Using the records below, locate all lines containing "this" and return them.

-- Working data follows --

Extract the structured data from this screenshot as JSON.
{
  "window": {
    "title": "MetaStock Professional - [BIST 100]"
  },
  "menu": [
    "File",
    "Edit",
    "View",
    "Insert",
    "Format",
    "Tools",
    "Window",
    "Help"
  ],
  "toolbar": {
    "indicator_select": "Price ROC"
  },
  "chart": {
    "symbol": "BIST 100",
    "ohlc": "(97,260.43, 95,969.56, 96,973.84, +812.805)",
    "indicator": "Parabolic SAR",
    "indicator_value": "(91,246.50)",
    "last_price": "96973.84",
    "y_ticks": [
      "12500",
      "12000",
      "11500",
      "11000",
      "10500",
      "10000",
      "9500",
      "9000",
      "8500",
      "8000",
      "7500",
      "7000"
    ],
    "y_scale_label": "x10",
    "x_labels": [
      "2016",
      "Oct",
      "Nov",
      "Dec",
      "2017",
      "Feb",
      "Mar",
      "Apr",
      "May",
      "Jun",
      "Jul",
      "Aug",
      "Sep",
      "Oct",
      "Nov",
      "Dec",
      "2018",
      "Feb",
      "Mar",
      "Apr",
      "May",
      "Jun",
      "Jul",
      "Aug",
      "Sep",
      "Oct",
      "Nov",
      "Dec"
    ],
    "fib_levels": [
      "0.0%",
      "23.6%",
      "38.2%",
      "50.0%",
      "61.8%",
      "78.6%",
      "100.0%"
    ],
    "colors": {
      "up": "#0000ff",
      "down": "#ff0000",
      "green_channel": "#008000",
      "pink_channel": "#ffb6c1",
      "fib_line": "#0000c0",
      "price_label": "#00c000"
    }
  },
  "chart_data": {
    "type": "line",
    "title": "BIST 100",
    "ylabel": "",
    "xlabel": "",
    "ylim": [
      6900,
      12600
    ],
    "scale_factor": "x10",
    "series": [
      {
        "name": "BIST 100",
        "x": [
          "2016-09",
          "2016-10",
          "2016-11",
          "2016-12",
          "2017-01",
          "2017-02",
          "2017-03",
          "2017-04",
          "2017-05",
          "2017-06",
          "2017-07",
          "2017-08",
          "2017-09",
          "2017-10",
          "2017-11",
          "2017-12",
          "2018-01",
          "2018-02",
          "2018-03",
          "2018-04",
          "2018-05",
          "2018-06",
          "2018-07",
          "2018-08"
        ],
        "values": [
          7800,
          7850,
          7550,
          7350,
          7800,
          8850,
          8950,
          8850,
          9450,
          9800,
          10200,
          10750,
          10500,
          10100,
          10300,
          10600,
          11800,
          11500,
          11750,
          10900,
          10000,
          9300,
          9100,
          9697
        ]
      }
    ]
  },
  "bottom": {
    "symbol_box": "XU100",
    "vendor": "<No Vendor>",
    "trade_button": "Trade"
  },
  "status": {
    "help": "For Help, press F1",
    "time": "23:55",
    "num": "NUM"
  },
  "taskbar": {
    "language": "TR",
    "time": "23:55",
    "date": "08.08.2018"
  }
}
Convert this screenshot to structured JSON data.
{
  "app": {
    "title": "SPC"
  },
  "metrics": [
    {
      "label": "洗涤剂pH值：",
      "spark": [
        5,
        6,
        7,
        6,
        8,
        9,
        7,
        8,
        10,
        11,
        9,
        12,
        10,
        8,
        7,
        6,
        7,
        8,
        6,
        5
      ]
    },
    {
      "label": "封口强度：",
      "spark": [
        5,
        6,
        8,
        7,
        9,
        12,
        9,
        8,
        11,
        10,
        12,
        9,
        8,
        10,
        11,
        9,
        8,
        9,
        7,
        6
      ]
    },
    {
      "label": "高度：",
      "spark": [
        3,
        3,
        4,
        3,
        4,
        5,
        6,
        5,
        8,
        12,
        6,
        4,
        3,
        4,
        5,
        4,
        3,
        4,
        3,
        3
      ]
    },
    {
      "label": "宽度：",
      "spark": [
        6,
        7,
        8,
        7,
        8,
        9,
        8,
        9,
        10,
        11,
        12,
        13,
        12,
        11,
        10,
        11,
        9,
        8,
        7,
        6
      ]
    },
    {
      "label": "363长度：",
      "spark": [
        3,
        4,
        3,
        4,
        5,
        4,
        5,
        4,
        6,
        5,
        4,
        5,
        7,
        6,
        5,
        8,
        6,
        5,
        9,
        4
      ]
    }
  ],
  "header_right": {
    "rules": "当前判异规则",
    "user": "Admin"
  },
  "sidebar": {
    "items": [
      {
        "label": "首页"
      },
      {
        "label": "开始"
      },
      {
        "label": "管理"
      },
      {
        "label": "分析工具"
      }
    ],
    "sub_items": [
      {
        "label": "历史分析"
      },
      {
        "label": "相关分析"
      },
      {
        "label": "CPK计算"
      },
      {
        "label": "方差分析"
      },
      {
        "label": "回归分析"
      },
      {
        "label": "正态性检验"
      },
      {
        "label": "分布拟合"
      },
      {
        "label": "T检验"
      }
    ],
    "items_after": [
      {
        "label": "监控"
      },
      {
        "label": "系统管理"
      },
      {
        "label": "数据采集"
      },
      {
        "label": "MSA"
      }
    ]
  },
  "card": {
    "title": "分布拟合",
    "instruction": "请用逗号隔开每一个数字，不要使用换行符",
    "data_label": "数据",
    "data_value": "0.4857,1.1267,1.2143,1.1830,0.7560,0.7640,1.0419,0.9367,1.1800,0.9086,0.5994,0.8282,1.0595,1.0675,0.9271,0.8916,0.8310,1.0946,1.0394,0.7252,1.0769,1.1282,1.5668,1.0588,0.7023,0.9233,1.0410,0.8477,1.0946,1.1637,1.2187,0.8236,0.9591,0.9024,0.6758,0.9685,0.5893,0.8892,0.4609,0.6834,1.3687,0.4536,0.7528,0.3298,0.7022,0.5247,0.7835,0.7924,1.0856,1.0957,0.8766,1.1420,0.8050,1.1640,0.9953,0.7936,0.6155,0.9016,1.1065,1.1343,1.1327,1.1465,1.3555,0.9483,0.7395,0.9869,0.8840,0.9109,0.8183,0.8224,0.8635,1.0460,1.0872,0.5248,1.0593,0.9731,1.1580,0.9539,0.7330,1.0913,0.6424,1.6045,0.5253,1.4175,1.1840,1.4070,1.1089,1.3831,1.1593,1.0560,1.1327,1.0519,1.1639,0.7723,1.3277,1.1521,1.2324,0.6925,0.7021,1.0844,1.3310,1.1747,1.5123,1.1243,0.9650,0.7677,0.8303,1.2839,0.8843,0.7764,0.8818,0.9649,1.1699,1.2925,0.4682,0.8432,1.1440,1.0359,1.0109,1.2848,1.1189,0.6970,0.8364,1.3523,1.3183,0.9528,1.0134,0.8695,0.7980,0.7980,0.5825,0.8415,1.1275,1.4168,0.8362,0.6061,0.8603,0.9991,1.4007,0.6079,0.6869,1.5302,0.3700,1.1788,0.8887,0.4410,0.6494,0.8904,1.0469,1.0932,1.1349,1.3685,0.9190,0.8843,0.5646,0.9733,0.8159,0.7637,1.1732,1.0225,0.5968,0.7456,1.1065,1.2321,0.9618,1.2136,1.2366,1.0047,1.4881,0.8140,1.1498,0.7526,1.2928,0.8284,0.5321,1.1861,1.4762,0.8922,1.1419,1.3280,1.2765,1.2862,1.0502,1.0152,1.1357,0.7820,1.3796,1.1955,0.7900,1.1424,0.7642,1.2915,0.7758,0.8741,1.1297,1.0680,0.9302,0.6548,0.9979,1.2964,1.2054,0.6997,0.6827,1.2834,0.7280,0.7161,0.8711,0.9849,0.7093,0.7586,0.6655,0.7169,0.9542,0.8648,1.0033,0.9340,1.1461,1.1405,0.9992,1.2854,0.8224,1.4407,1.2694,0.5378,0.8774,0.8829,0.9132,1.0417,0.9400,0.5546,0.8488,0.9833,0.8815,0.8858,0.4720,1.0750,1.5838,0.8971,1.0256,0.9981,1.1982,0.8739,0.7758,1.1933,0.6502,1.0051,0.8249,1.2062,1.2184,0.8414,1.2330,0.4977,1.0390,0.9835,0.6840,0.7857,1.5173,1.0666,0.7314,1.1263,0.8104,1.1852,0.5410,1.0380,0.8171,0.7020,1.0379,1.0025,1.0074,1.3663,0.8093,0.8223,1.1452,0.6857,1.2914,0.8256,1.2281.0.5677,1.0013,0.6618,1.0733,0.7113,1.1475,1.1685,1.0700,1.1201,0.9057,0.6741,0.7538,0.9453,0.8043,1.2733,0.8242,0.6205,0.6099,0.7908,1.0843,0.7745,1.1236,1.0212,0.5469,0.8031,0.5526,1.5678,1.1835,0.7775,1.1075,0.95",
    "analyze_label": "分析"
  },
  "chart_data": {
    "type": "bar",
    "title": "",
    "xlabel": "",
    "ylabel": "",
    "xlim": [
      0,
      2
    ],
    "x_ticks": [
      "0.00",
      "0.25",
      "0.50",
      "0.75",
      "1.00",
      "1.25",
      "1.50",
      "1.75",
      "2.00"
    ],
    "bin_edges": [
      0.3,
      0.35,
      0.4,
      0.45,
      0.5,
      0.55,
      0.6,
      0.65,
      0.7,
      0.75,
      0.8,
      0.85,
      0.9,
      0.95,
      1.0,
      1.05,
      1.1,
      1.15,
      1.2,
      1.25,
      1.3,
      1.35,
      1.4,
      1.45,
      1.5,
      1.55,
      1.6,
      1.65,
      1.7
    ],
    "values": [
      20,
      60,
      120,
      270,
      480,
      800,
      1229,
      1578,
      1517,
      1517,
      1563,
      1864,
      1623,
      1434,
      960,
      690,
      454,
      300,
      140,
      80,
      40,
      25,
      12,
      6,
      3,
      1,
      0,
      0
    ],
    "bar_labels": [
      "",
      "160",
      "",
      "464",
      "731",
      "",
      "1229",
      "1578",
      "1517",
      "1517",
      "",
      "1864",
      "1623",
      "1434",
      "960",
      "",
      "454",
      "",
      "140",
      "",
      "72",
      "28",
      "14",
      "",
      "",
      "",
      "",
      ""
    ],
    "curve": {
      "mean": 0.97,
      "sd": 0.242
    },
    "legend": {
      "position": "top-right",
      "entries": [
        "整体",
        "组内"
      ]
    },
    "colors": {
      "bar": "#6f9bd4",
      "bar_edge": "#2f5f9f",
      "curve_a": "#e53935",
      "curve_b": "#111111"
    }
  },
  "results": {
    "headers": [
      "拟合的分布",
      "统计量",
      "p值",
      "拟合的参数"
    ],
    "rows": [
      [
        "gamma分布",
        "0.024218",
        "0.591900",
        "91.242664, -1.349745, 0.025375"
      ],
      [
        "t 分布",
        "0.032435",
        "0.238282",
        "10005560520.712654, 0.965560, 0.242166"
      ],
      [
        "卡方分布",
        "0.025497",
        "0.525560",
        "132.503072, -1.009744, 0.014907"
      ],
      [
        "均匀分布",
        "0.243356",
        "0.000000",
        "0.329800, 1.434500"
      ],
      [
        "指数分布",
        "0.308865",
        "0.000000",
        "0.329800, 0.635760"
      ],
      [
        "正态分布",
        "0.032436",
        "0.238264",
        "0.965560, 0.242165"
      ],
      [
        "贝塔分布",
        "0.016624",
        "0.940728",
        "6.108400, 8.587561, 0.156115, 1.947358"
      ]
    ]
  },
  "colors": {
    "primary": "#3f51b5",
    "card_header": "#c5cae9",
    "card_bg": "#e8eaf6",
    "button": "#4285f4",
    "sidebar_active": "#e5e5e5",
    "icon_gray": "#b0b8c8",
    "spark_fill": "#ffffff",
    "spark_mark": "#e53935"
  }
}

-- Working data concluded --

*Result of the exercise:*
Extract the structured data from this screenshot as JSON.
Convert this screenshot to structured JSON data.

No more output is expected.